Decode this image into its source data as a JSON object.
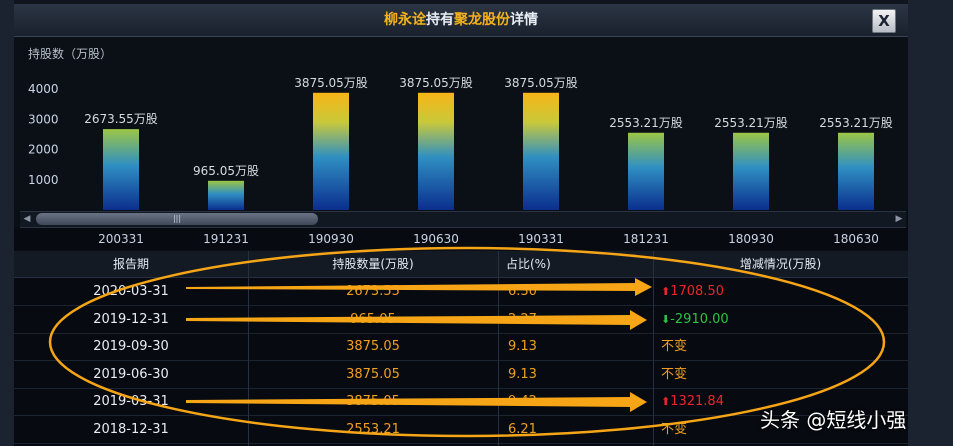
{
  "window": {
    "title_name": "柳永诠",
    "title_mid": "持有",
    "title_stock": "聚龙股份",
    "title_end": "详情",
    "close_label": "X"
  },
  "chart_data": {
    "type": "bar",
    "title": "",
    "ylabel": "持股数（万股）",
    "categories": [
      "200331",
      "191231",
      "190930",
      "190630",
      "190331",
      "181231",
      "180930",
      "180630"
    ],
    "values": [
      2673.55,
      965.05,
      3875.05,
      3875.05,
      3875.05,
      2553.21,
      2553.21,
      2553.21
    ],
    "data_labels": [
      "2673.55万股",
      "965.05万股",
      "3875.05万股",
      "3875.05万股",
      "3875.05万股",
      "2553.21万股",
      "2553.21万股",
      "2553.21万股"
    ],
    "yticks": [
      "1000",
      "2000",
      "3000",
      "4000"
    ],
    "ylim": [
      0,
      4250
    ],
    "grid": false,
    "legend": "none"
  },
  "scrollbar": {
    "left_arrow": "◀",
    "right_arrow": "▶",
    "grip": "|||"
  },
  "table": {
    "headers": [
      "报告期",
      "持股数量(万股)",
      "占比(%)",
      "增减情况(万股)"
    ],
    "rows": [
      {
        "date": "2020-03-31",
        "amount": "2673.55",
        "pct": "6.30",
        "change": "1708.50",
        "dir": "up",
        "arrow": "🡅"
      },
      {
        "date": "2019-12-31",
        "amount": "965.05",
        "pct": "2.27",
        "change": "-2910.00",
        "dir": "down",
        "arrow": "🡇"
      },
      {
        "date": "2019-09-30",
        "amount": "3875.05",
        "pct": "9.13",
        "change": "不变",
        "dir": "flat",
        "arrow": ""
      },
      {
        "date": "2019-06-30",
        "amount": "3875.05",
        "pct": "9.13",
        "change": "不变",
        "dir": "flat",
        "arrow": ""
      },
      {
        "date": "2019-03-31",
        "amount": "3875.05",
        "pct": "9.42",
        "change": "1321.84",
        "dir": "up",
        "arrow": "🡅"
      },
      {
        "date": "2018-12-31",
        "amount": "2553.21",
        "pct": "6.21",
        "change": "不变",
        "dir": "flat",
        "arrow": ""
      }
    ]
  },
  "colors": {
    "accent": "#f5b21a",
    "annotation": "#f5a516",
    "up": "#e8262c",
    "down": "#2ec340"
  },
  "watermark": "头条 @短线小强"
}
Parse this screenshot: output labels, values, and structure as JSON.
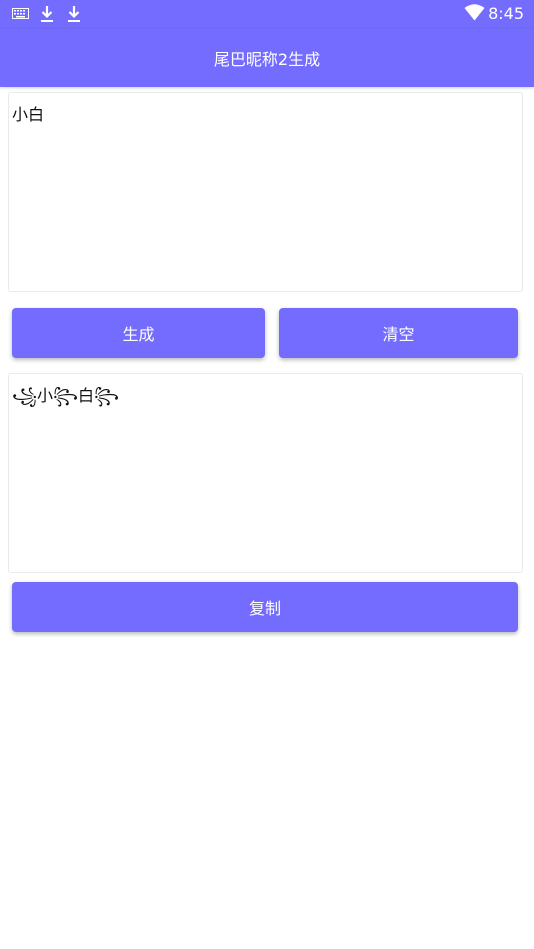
{
  "statusbar": {
    "time": "8:45",
    "icons": [
      "keyboard-icon",
      "download-icon",
      "download-icon",
      "wifi-icon"
    ]
  },
  "appbar": {
    "title": "尾巴昵称2生成"
  },
  "input": {
    "value": "小白"
  },
  "buttons": {
    "generate_label": "生成",
    "clear_label": "清空",
    "copy_label": "复制"
  },
  "output": {
    "value": "꧁小꧂白꧂"
  },
  "colors": {
    "primary": "#746cff",
    "background": "#ffffff",
    "border": "#eaeaea"
  }
}
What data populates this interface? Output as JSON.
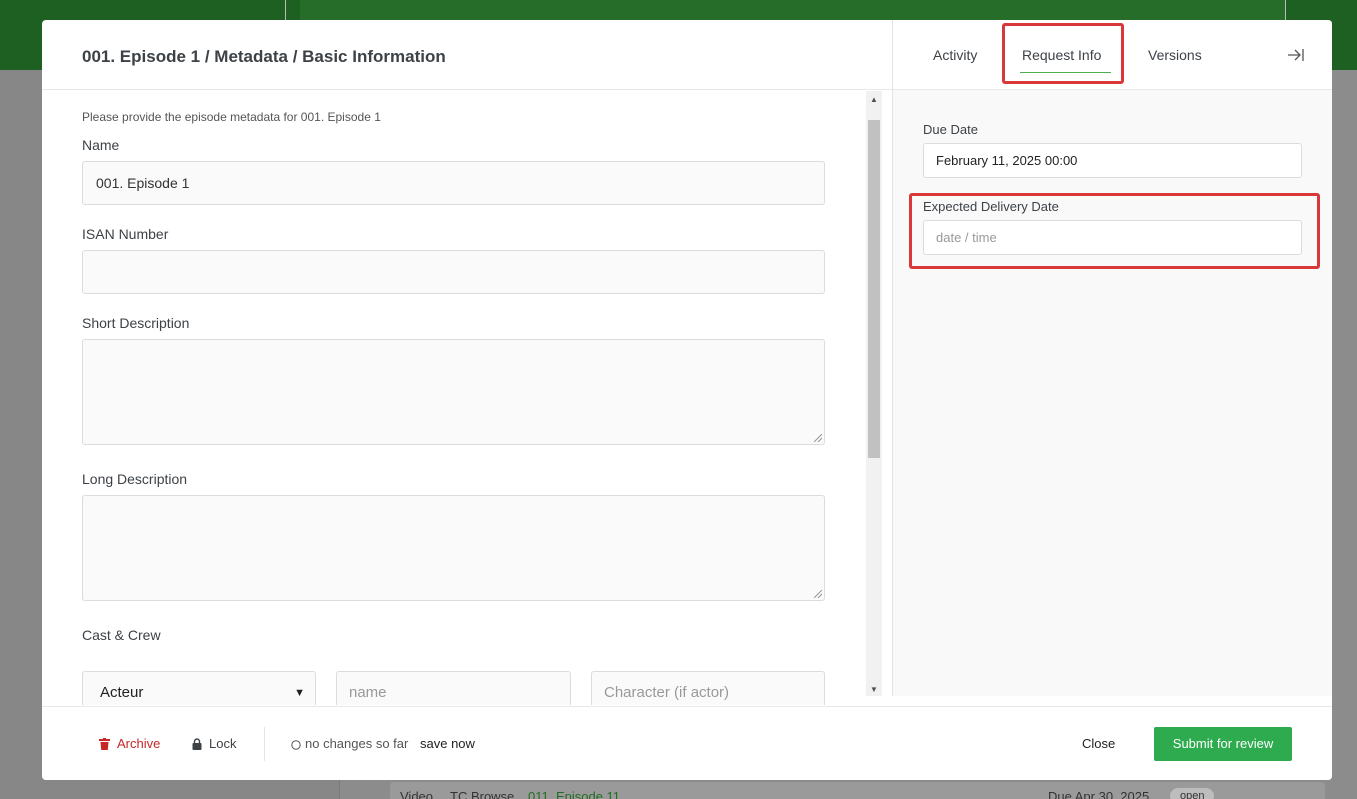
{
  "modal": {
    "title": "001. Episode 1 / Metadata / Basic Information"
  },
  "form": {
    "intro": "Please provide the episode metadata for 001. Episode 1",
    "name_label": "Name",
    "name_value": "001. Episode 1",
    "isan_label": "ISAN Number",
    "isan_value": "",
    "short_desc_label": "Short Description",
    "long_desc_label": "Long Description",
    "cast_label": "Cast & Crew",
    "role_selected": "Acteur",
    "name_placeholder": "name",
    "character_placeholder": "Character (if actor)"
  },
  "right_panel": {
    "tabs": [
      {
        "label": "Activity"
      },
      {
        "label": "Request Info",
        "active": true
      },
      {
        "label": "Versions"
      }
    ],
    "due_date_label": "Due Date",
    "due_date_value": "February 11, 2025 00:00",
    "expected_label": "Expected Delivery Date",
    "expected_placeholder": "date / time"
  },
  "footer": {
    "archive_label": "Archive",
    "lock_label": "Lock",
    "status_text": "no changes so far",
    "save_now_label": "save now",
    "close_label": "Close",
    "submit_label": "Submit for review"
  },
  "background": {
    "row": {
      "type": "Video",
      "kind": "TC Browse",
      "episode": "011. Episode 11",
      "due": "Due Apr 30, 2025",
      "status": "open"
    }
  },
  "colors": {
    "accent_green": "#2eaa4f",
    "highlight_red": "#d9383a",
    "archive_red": "#c62828",
    "topbar_green": "#1e5f22"
  },
  "icons": {
    "archive": "trash-icon",
    "lock": "lock-icon",
    "status": "circle-icon",
    "collapse": "collapse-right-icon",
    "select": "chevron-down-icon"
  }
}
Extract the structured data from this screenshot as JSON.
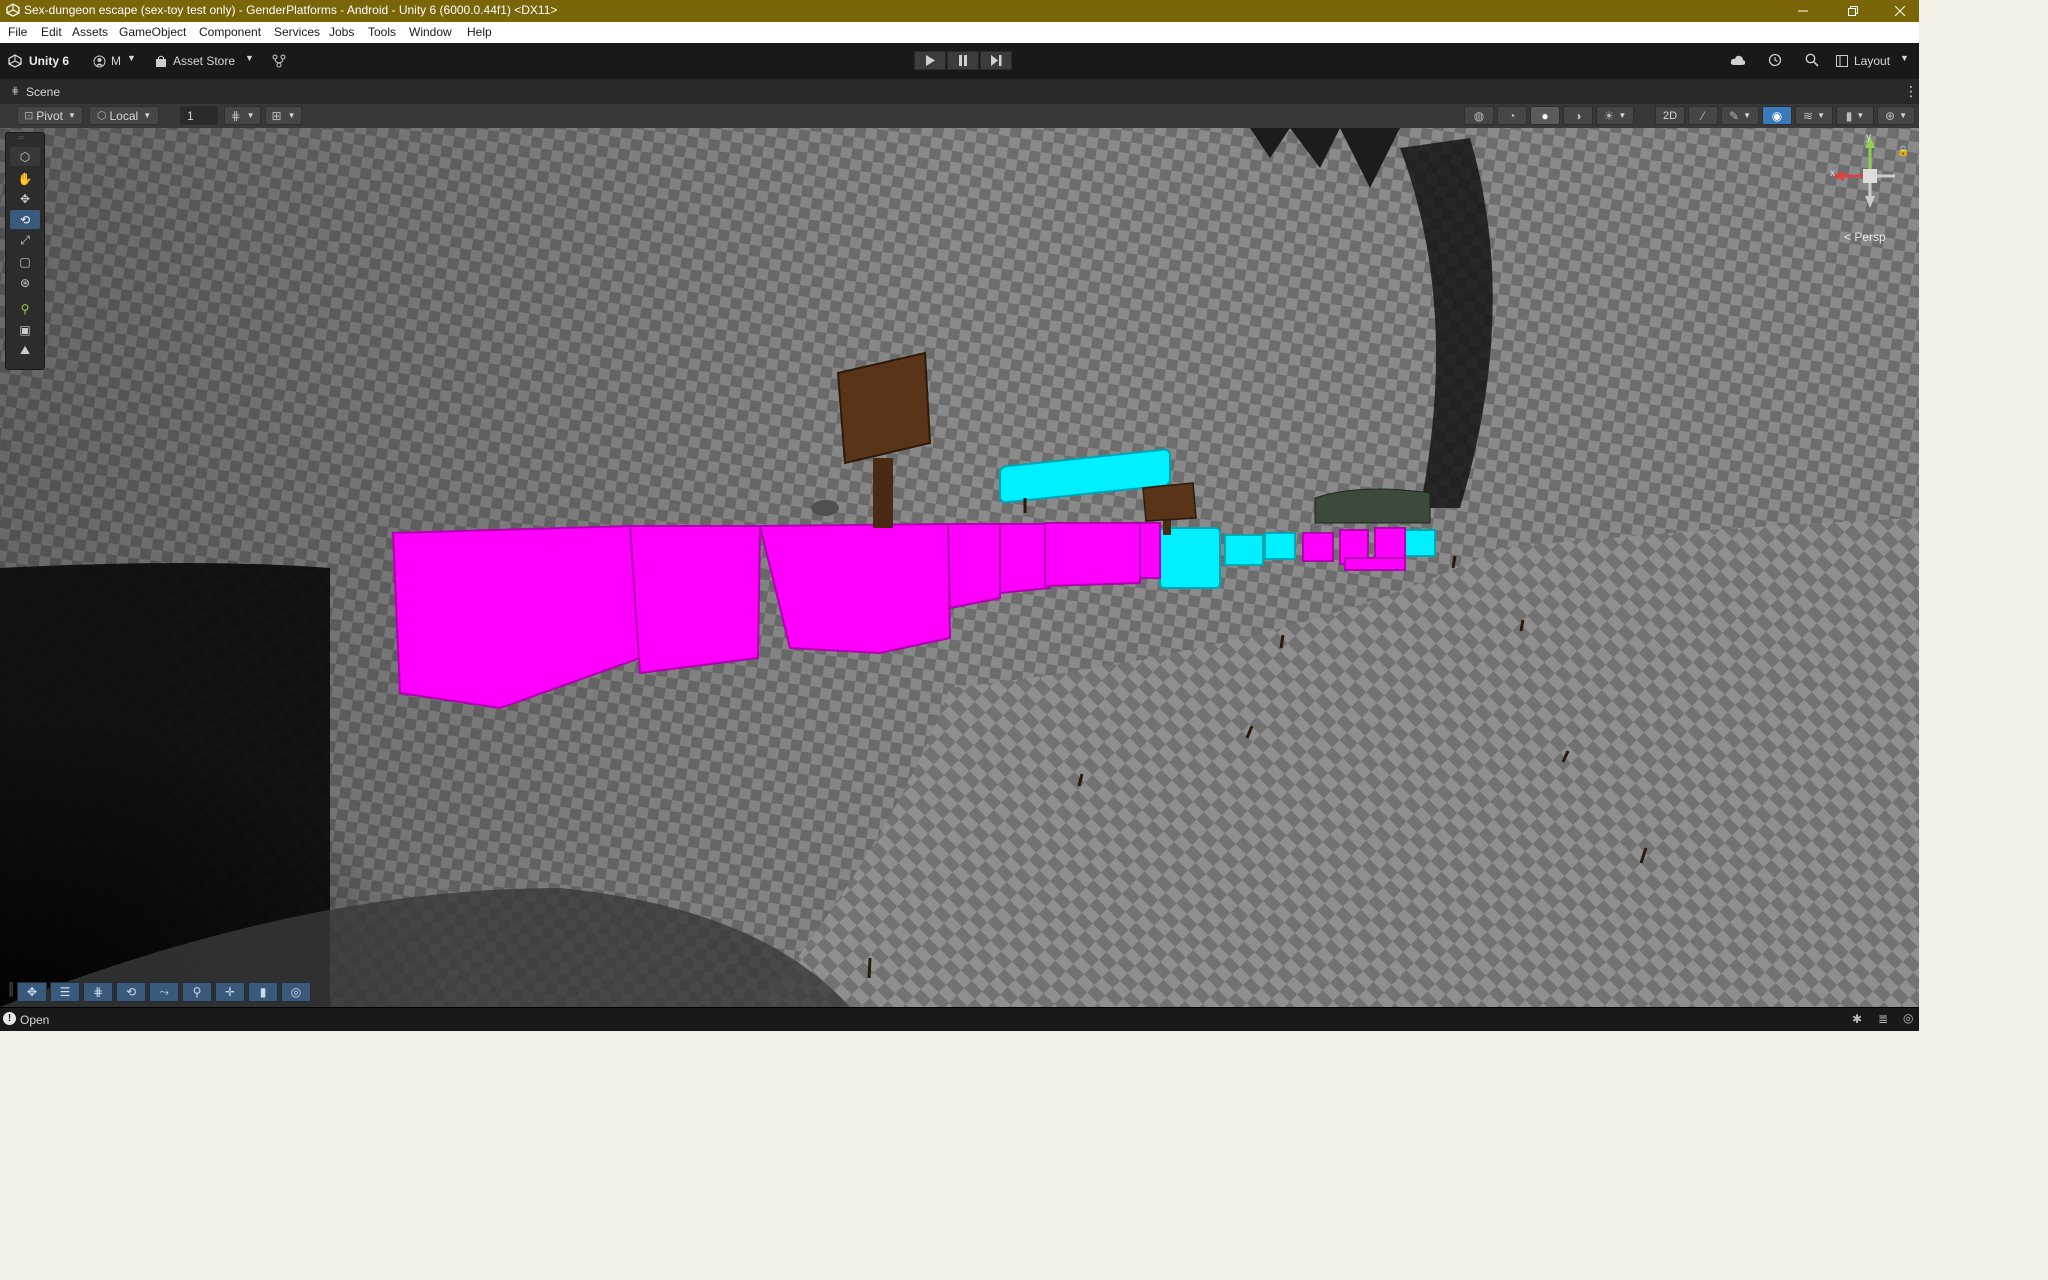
{
  "window": {
    "title": "Sex-dungeon escape (sex-toy test only) - GenderPlatforms - Android - Unity 6 (6000.0.44f1) <DX11>",
    "titlebar_color": "#7b6509",
    "controls": {
      "minimize": "minimize-icon",
      "maximize": "restore-icon",
      "close": "close-icon"
    }
  },
  "menu": [
    "File",
    "Edit",
    "Assets",
    "GameObject",
    "Component",
    "Services",
    "Jobs",
    "Tools",
    "Window",
    "Help"
  ],
  "toolbar": {
    "unity_label": "Unity 6",
    "account_label": "M",
    "asset_store_label": "Asset Store",
    "layout_label": "Layout",
    "play_icons": [
      "play-icon",
      "pause-icon",
      "step-icon"
    ]
  },
  "scene_tab": {
    "label": "Scene"
  },
  "scene_toolbar": {
    "pivot_label": "Pivot",
    "space_label": "Local",
    "grid_value": "1",
    "mode_2d_label": "2D"
  },
  "gizmo": {
    "x_label": "x",
    "y_label": "y",
    "projection_label": "< Persp"
  },
  "status": {
    "text": "Open"
  },
  "colors": {
    "editor_background": "#191919",
    "magenta_platform": "#ff00ff",
    "cyan_platform": "#00f0ff",
    "signpost": "#4a2a14",
    "accent_blue": "#3a79bb"
  }
}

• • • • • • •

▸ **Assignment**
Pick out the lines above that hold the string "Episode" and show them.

▸ **Answer space**
    "title": "001. Episode 1 / Metadata / Basic Information"
    "intro": "Please provide the episode metadata for 001. Episode 1",
    "name_value": "001. Episode 1",
      "episode": "011. Episode 11",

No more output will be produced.